OCEARCH researchers use satellite tags to track sharks, turtles and other sea creatures as they swim around the world. When they surface, the tracker “pings” a satellite to give their location.
Both great whites even have their own Twitter accounts. On Monday, Nova’s account tweeted Tuesday, “Sorry to keep you guys waiting so long for a new ping. I was a little shy about admitting that I left Nova Scotia, especially since I’m named after it an all. But don’t worry, I’ll be back. All sharks like me gotta migrate. I’m near Wilmington, NC right now.”
Cabot has surfaced a number of times since he was tagged, giving researchers a better view of his travels over the past month.

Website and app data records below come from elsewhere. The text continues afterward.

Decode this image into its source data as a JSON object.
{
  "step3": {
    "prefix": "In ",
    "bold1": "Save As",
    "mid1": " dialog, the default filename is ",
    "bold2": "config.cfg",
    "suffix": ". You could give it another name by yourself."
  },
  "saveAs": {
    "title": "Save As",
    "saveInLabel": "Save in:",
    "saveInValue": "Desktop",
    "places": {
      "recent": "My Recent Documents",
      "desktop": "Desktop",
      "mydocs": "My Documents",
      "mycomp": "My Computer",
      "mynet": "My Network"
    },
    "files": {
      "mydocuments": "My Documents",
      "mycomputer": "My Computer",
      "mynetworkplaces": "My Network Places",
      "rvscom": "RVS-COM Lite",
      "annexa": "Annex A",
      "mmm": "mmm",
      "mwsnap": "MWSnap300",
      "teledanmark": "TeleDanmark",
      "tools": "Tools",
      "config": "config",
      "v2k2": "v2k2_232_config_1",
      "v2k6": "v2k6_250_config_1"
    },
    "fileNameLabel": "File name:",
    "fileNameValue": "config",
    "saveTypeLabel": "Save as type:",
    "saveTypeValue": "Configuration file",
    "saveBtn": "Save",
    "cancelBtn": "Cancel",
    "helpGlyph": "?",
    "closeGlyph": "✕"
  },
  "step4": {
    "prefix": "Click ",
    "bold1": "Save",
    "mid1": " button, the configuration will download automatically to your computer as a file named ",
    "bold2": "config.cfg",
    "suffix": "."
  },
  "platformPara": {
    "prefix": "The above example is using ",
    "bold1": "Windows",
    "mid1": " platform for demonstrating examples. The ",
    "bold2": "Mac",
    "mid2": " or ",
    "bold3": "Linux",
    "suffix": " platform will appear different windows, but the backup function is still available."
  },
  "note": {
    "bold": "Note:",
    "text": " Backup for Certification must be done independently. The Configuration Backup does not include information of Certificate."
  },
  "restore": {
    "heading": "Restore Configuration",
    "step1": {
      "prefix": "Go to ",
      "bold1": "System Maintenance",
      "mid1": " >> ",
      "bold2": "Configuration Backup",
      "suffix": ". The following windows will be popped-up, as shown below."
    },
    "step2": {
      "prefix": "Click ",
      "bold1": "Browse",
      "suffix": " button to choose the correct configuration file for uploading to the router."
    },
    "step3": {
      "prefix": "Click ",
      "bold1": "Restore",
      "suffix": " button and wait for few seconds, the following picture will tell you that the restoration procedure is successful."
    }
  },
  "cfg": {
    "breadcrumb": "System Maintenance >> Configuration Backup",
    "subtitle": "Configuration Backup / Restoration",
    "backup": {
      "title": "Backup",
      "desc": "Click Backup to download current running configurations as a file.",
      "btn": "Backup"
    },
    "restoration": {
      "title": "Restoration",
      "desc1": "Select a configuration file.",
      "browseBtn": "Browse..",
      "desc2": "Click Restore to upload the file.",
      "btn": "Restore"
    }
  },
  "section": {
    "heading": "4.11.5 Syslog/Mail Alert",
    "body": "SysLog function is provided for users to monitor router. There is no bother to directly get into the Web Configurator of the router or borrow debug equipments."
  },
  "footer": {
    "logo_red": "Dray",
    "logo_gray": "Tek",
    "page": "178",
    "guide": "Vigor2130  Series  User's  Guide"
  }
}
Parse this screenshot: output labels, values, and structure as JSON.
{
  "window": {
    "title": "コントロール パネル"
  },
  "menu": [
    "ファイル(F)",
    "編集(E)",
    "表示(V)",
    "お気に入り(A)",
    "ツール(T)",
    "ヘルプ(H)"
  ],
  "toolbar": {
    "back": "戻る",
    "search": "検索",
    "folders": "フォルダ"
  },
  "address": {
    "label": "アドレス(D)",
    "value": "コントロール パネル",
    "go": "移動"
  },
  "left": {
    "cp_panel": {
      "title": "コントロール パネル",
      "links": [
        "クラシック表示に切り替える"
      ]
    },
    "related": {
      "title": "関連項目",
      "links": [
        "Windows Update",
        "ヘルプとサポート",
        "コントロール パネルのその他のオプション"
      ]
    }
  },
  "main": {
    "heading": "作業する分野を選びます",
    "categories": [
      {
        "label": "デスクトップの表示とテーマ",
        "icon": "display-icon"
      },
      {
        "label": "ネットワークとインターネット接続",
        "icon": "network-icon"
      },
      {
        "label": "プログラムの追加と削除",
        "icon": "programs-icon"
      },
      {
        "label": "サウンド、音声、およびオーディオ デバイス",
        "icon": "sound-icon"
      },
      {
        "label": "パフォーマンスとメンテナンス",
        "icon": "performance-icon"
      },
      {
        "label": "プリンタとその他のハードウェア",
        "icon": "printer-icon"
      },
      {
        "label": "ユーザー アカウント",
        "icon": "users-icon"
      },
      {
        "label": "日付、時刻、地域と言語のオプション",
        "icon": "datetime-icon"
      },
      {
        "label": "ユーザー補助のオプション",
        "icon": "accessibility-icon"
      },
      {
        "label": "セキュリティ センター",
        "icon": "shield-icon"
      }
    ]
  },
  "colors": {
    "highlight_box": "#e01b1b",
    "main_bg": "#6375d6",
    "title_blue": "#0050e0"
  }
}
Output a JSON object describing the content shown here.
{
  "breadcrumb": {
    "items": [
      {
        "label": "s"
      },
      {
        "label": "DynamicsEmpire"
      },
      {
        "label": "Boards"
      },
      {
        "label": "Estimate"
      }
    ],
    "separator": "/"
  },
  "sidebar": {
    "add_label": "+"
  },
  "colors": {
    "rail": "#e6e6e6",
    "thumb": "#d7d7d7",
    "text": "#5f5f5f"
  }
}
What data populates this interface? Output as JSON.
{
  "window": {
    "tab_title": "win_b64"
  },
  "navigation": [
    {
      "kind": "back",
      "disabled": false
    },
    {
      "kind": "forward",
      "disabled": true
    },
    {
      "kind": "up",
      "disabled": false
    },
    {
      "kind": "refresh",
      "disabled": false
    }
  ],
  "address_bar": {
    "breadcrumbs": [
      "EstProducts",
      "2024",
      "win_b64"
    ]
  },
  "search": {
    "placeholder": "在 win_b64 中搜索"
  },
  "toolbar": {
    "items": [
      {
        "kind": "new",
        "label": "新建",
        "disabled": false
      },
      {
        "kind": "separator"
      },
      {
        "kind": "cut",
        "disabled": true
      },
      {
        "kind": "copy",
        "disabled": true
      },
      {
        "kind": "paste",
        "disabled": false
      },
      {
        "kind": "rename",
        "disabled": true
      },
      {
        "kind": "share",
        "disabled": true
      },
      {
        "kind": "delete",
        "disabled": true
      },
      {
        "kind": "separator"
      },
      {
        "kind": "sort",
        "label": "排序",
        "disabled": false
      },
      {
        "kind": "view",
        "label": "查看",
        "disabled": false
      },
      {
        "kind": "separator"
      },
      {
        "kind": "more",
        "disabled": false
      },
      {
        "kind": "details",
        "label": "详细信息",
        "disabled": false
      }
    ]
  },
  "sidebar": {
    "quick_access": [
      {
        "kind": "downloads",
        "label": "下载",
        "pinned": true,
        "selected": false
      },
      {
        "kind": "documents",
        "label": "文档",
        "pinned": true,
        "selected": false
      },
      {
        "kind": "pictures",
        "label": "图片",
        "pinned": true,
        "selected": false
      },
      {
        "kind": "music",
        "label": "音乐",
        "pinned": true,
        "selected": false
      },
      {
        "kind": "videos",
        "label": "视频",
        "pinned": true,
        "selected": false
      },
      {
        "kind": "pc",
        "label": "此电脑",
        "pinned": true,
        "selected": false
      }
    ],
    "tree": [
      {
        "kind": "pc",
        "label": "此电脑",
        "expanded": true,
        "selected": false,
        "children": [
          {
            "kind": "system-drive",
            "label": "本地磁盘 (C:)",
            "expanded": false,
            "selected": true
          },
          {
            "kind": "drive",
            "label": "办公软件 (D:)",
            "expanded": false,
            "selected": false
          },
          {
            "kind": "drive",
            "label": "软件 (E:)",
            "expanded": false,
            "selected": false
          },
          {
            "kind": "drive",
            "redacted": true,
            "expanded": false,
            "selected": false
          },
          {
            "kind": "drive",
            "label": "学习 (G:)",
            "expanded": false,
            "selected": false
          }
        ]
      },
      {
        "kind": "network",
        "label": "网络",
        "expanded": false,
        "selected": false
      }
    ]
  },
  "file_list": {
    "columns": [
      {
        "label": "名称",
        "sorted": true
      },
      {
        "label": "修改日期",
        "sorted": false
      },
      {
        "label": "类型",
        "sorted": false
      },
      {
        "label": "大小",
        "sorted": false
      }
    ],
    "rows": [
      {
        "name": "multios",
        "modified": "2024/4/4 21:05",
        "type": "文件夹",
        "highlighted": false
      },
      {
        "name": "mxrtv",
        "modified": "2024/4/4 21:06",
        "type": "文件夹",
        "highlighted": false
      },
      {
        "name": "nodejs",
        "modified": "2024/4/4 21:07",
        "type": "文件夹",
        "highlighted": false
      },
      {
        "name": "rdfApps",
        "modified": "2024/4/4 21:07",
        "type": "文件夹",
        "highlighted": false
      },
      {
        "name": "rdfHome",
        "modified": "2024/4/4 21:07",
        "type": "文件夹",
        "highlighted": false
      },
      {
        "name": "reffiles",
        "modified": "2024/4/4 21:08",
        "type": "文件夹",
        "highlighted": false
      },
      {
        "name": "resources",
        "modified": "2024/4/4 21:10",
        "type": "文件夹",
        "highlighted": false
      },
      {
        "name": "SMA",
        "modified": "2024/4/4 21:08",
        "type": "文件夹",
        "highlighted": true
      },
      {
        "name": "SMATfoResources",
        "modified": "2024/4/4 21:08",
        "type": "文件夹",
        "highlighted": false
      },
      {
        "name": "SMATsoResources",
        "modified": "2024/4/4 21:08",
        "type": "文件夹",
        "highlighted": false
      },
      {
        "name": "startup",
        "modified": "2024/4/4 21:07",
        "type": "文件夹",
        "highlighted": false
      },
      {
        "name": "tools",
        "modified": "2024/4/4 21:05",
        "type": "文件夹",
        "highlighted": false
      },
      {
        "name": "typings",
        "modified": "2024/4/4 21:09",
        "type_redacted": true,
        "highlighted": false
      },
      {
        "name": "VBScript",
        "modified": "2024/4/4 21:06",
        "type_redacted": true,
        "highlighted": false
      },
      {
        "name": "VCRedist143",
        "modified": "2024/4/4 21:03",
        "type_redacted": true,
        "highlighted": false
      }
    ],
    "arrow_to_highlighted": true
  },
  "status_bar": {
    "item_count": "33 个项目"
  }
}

“Cabot is named after explorer John Cabot who made the first New World exploration for the English in 1497,” the Ashbury Park Press reported last week when he pinged off that city in New Jersey.
The OCEARCH team came under some criticism when it was tagging sharks off Nova Scotia this fall, the Canadian Broadcasting Corporation reports.
OCEARCH researchers were chumming the water too close to recreational areas to attract sharks, according to the CBC. The Department of Fisheries and Oceans in Nova Scotia asked the researchers to move further from shore, the CBC reports.